[INPUT FOR THIS TASK — start]

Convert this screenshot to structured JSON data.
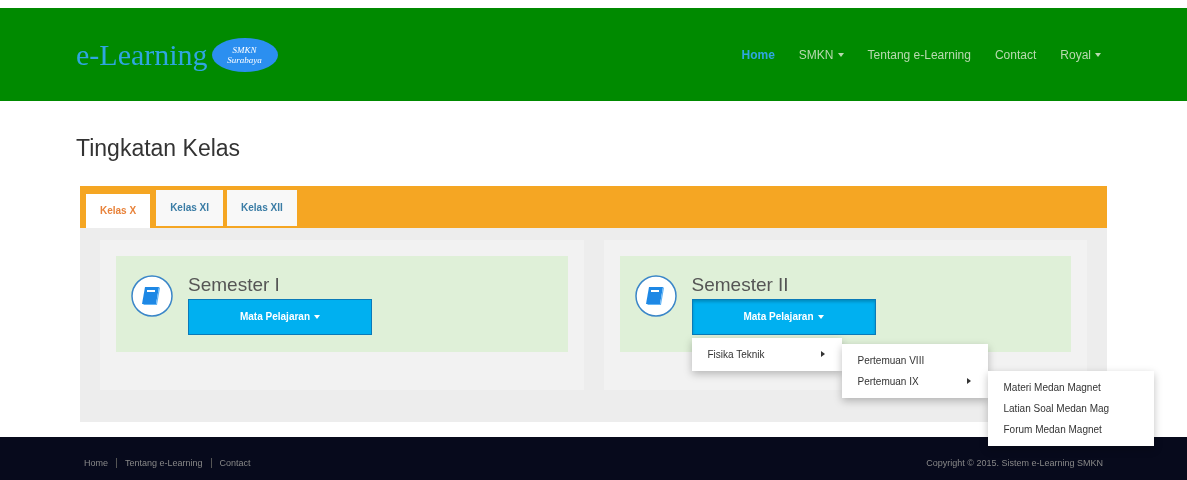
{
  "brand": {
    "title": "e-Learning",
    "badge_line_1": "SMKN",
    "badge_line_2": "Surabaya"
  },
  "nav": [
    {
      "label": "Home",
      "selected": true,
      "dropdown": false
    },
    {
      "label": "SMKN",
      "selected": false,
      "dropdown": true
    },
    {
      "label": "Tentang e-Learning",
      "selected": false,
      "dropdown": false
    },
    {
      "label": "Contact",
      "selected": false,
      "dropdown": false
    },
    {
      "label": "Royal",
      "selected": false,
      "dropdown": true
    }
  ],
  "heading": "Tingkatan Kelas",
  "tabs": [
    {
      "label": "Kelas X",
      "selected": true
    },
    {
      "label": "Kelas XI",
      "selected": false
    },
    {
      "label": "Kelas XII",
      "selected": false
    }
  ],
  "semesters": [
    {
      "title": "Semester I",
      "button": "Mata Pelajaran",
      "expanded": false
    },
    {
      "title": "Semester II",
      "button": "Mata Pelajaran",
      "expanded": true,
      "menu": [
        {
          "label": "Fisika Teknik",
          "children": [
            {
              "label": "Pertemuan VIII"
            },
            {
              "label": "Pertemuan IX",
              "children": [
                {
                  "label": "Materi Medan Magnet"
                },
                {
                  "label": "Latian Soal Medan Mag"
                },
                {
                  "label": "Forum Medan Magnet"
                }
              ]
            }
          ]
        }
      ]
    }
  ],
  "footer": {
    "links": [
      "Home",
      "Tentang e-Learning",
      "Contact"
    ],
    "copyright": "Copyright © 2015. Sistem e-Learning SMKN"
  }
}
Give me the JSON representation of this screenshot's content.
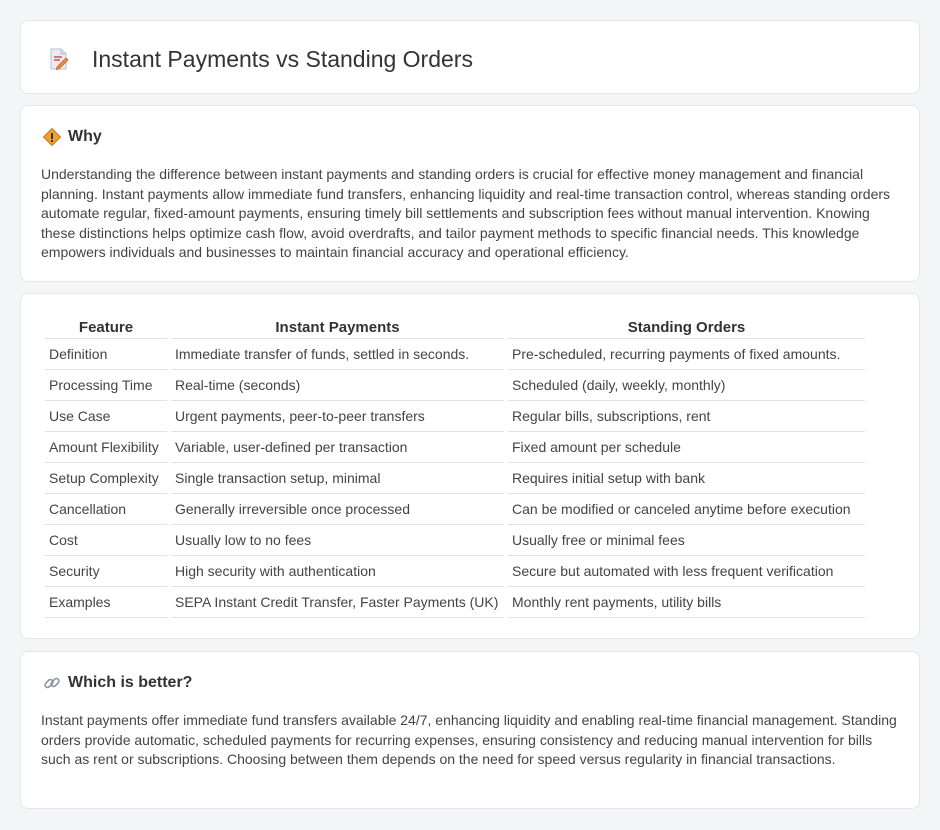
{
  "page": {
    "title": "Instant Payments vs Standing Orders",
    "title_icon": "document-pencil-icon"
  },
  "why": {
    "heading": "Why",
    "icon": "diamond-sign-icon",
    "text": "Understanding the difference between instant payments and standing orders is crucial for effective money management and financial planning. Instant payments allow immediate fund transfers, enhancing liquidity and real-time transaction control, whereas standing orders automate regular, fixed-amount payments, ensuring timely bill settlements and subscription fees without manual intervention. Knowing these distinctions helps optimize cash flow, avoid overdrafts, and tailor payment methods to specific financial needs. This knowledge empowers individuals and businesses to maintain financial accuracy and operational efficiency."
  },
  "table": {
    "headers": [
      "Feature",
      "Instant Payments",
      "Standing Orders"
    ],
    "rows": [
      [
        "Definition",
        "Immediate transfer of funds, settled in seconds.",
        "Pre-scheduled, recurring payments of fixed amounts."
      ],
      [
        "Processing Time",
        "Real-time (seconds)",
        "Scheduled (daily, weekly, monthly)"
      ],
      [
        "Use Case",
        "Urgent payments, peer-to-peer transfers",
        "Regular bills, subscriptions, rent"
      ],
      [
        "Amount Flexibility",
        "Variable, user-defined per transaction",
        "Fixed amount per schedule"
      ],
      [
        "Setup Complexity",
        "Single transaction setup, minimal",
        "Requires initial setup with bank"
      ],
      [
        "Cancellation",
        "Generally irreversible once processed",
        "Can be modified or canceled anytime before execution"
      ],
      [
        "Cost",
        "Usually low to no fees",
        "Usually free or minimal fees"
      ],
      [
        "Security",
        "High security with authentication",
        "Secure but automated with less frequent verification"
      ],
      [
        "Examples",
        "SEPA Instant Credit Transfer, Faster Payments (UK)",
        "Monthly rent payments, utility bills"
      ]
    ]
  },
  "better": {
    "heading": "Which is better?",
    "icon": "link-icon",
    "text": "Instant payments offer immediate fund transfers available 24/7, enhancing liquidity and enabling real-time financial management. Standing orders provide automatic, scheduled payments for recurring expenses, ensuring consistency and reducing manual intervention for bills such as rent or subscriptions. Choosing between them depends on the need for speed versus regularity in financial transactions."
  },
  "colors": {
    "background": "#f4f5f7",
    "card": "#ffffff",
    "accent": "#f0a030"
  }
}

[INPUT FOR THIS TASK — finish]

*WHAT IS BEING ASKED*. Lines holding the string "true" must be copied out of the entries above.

*FINISHED EXERCISE*.
      "selected": true,
      "dropdown": true
      "dropdown": true
      "selected": true
      "expanded": true,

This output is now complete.